Research from Vote.Leave – which is based upon government information in the public domain – shows that if Cameron is indeed able to negotiate a restriction on benefits for EU migrants, the living wage introduced by George Osborne would still increase the take-home income of the lowest-earning EU benefits claimants with no dependents by £57.99 per week – or £3015.48 a year – by 2020. This is in comparison to economic forecasts if the Chancellor had not introduced the living wage.

Yes, that’s right, creating the living wage has the effect of raising the minimum benefits that all people would be entitled to, migrants or not.

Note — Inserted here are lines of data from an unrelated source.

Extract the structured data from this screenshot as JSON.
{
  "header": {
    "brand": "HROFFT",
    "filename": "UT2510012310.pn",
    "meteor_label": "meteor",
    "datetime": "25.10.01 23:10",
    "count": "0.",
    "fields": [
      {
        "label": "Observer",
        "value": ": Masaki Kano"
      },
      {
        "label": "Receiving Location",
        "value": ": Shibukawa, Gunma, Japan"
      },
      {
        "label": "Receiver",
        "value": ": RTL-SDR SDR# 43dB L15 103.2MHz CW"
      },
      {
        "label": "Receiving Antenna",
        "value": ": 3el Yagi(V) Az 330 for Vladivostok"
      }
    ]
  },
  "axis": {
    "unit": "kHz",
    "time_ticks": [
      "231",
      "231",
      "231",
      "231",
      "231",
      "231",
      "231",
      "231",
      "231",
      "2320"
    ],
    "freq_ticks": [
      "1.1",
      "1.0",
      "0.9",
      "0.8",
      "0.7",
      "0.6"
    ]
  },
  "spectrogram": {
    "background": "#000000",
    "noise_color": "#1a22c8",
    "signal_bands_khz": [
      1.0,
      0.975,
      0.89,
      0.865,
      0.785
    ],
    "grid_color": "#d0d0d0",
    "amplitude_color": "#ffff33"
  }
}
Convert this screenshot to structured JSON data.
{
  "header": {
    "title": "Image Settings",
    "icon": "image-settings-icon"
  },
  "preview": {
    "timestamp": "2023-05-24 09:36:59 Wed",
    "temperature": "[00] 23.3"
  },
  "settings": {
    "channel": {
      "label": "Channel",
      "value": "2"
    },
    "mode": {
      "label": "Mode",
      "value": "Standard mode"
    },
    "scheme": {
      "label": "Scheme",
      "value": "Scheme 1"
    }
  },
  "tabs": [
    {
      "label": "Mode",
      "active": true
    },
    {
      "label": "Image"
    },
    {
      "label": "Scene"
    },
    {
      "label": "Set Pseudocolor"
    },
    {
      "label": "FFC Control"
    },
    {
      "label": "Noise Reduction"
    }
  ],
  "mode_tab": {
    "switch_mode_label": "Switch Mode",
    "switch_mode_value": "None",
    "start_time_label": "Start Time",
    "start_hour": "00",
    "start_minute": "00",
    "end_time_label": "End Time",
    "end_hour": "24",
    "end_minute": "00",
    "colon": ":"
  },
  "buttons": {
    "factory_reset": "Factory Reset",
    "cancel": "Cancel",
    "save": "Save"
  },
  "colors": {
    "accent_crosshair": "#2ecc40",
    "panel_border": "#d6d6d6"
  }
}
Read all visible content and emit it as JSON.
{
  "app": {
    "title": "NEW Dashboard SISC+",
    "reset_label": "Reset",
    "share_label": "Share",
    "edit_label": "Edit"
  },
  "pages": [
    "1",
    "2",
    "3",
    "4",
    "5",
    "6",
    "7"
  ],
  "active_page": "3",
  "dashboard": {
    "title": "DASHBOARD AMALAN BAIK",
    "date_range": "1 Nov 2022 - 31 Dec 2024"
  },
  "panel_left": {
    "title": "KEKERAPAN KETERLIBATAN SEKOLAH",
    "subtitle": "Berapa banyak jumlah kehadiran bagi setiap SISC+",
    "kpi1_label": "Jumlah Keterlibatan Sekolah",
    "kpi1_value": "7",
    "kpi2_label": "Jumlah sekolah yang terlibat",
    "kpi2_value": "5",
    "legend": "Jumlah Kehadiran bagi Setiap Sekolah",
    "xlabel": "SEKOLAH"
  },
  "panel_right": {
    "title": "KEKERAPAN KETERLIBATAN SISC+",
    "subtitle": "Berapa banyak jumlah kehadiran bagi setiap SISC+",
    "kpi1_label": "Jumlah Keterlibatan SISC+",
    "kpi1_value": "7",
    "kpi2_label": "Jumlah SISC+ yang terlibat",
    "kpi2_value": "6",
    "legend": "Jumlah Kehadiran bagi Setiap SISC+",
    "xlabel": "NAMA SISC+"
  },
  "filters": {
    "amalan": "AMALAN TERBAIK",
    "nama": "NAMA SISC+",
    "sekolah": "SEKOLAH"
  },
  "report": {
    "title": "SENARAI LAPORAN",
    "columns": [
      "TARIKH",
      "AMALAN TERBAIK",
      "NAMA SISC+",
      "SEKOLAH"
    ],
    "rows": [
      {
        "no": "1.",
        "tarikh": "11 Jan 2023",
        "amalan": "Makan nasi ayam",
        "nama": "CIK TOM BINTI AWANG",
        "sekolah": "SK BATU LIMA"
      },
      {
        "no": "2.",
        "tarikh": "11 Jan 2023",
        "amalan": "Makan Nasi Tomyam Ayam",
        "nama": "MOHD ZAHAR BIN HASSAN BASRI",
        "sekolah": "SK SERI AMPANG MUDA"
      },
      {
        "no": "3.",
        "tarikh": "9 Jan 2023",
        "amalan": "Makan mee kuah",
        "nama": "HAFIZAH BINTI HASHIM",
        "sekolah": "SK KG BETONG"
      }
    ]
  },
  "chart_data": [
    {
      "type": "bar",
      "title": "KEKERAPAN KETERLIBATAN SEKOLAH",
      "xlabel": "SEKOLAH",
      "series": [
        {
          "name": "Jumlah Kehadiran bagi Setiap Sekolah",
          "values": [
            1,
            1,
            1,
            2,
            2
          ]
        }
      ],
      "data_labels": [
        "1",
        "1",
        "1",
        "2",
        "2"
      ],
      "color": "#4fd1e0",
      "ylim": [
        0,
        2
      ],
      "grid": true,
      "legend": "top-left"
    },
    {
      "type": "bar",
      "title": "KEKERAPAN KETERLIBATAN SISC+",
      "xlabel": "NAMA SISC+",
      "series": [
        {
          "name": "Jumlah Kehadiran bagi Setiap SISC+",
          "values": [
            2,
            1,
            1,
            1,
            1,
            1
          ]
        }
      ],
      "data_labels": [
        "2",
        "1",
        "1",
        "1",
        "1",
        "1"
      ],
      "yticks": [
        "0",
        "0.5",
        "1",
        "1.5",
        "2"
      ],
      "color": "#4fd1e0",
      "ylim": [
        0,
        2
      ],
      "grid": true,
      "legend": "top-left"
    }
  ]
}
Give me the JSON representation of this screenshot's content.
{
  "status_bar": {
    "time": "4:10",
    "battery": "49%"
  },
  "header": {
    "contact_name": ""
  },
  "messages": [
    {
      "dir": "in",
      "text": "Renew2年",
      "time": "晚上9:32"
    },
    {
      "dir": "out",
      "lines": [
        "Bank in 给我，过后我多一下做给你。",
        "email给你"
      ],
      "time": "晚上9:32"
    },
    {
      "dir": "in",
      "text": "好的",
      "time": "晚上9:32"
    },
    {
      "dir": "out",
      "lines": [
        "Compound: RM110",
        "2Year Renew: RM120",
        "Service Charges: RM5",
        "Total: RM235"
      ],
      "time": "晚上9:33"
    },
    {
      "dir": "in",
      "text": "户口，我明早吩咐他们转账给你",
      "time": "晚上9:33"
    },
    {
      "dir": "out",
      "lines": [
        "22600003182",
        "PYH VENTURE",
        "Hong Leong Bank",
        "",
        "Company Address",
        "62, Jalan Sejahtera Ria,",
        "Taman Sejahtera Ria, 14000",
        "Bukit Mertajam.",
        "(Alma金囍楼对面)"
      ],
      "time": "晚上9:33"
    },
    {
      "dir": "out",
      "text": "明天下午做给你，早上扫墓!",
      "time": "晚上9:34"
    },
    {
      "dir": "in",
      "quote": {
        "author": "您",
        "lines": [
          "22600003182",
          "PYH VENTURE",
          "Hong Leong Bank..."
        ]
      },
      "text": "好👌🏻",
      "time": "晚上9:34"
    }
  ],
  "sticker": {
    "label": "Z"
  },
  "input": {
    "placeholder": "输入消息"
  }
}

Believe it or not that £3015.48 is the good news. For single earners with no dependants their take-home income would increase by £134.23 per week – or £6979.96 a year – by 2020 (again when compared with forecasts before the living wage introduction).

This would be an increase of more than 60 per cent compared with the results Cameron hopes to achieve when he set out his plans to limit EU benefits.

What we have is one Cameron policy being cancelled out by one Osborne policy – and they are both in the same government. They are in fact next-door neighbours.

Personally I don’t think many immigrants come to the UK for 
benefits – they come for jobs, they come for earnings that are far higher than in their homeland (even when they are low by UK standards) so they can send back a remittance to help their families. If they do take benefits it is in the nature of education, housing and healthcare if their families settle hear too – but that’s not what Cameron is trying to (or can) restrict.

Cameron has set up a straw man to attack and thinks it will show him as tough and victorious. It will change nothing, but because of the living wage the UK will become more attractive for migrants and he will have no controls to stop people coming.

There is another view that says Cameron is a skilled negotiator. That Cameron will pull off a great deal and staying inside the EU will be worth it. That we will be able to stop future EU legislation we don’t like. That we will not be dictated to by the eurozone countries even though they will have a majority of votes when it comes to deciding future laws and the future finance needed for them.

I sometimes think Hibs will win the cup, that I will be able to retire at 60 (it used to be 50) and that mutton pies will be shown to cure cancer.

The risks of staying in the European Union are now becoming greater than the risks of us leaving and taking control of our own laws, our own borders and our own destiny. One thing is certain, whatever deal Cameron pulls off it will not be one that reforms the future direction of the European Union.